It is also pertinent to point out that, at the time when the Mexican Government decided to promulgate the expropriation decree, representatives of the companies were engaged in discussing with officials of the Mexican Government a labour formula, submitted on their own initiative, which would have increased the annual liabilities of the companies to the fullest extent compatible with their capacity to pay out of current earnings. The combined profits of the oil companies, it might be observed in passing, averaged no more than 23,000,000 pesos during the years 1935 to 1937 on a capital investment of thousands of millions of pesos. Lastly, the expropriation decree itself, which interrupted these negotiations when they appeared to be approaching a successful issue, constituted a step far beyond what was necessary if the real object of the Mexican Government had been (as it was stated to be) to promote the national interests or the welfare of the Mexican wage earners.

For all these reasons His Majesty's Government felt fully justified in taking the line that only by a restoration of the properties could justice be done. I can, however, assure your Lordships that although the United States Government have so far elected to concentrate their efforts upon an attempt to secure adequate compensation rather than upon a demand for the restitution of the properties themselves, they have fully understood the different attitude adopted by His Majesty's Government, who much appreciate their sympathetic reception of the explanations of their policy which His Majesty's Ambassador has from time to time imparted to them.

In conclusion I would add that the decision of the Mexican Government to suspend diplomatic relations has introduced a new factor into the situation which obliged His Majesty's Government to consider what course it would be most appropriate to pursue in these circumstances.
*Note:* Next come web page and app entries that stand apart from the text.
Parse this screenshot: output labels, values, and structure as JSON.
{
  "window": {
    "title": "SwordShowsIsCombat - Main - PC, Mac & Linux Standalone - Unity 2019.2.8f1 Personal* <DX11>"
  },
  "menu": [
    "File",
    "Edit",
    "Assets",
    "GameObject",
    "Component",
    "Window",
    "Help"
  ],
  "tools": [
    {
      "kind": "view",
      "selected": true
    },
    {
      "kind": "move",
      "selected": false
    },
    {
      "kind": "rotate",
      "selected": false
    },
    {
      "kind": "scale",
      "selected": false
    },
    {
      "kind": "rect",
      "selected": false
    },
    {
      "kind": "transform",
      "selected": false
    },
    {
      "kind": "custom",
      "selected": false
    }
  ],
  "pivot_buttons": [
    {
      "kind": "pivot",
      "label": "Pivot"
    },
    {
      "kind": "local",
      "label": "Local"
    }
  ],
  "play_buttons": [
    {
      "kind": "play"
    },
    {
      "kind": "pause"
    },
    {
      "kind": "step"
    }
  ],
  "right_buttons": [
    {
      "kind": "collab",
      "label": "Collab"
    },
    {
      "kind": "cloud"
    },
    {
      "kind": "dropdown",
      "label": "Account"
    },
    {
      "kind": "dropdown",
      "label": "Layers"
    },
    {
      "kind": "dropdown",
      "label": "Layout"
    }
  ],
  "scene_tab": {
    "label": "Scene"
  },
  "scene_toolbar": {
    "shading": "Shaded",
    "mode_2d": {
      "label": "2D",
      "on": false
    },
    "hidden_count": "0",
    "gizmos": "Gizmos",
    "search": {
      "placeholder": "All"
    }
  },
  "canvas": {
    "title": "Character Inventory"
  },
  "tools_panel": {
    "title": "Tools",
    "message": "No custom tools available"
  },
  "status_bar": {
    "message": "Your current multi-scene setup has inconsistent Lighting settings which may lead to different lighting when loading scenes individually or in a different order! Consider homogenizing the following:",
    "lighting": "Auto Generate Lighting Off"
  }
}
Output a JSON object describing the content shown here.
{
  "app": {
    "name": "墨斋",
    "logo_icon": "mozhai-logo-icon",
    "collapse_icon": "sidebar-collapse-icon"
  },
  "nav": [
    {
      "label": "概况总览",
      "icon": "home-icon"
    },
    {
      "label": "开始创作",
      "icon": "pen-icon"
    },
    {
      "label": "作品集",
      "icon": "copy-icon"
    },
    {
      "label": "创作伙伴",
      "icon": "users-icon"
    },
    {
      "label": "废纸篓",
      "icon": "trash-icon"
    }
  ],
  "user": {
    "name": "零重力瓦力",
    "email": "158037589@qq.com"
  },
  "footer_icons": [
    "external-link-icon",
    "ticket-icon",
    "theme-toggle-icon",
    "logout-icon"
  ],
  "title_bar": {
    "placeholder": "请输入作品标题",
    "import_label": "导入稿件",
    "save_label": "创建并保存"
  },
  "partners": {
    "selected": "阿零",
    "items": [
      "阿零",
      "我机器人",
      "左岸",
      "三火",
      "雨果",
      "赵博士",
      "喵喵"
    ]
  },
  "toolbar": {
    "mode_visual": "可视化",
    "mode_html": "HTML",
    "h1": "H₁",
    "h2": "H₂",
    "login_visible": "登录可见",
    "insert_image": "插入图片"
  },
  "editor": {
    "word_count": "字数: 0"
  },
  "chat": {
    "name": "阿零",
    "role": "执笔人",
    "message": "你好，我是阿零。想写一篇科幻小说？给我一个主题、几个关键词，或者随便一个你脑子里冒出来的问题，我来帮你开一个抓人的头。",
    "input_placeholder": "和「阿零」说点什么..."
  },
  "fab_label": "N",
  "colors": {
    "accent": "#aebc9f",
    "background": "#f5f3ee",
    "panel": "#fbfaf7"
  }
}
It is proposed to defer a definite conclusion in the matter until His Majesty's Government have had the opportunity of reviewing the whole situation with Mr. O'Malley, whose arrival in London from Mexico is expected towards the end of this month. I must add that throughout this unhappy affair His Majesty's Government have felt that they must reserve their right to take all possible steps in their power to protect British interests abroad.